**THE TASK**
If a line in the data below includes the string "calculator", please return a copy of it.

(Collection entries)
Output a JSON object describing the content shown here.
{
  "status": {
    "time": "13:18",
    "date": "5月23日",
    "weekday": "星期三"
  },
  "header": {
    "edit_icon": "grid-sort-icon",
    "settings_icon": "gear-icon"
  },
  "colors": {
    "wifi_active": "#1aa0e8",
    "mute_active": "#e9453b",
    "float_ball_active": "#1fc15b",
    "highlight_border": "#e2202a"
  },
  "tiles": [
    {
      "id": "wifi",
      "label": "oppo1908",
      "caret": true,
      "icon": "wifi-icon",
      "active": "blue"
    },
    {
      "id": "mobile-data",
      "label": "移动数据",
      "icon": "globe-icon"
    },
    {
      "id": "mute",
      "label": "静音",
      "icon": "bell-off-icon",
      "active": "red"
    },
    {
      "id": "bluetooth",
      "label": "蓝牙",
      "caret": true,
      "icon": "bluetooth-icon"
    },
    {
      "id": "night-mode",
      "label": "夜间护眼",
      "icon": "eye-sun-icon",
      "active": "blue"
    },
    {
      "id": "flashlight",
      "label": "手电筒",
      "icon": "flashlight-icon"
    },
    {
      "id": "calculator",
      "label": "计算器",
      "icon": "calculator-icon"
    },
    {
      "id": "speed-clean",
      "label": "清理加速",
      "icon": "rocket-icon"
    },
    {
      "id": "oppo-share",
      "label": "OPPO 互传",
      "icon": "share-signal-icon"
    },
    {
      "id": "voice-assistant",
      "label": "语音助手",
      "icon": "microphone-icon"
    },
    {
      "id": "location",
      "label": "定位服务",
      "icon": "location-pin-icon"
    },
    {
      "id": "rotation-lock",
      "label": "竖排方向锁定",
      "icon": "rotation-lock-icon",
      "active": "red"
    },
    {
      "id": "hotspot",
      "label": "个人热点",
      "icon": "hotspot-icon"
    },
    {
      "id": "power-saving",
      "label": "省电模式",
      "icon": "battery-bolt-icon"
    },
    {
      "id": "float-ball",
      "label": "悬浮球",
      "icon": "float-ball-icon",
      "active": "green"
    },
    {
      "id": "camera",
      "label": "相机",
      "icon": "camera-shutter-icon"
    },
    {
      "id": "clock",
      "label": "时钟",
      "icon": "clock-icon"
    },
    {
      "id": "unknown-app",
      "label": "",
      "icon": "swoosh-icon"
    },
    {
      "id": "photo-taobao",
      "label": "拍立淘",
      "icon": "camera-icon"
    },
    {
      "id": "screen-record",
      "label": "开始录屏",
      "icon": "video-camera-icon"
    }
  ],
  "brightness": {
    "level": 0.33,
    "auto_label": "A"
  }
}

**YOUR RESPONSE**
      "id": "calculator",
      "icon": "calculator-icon"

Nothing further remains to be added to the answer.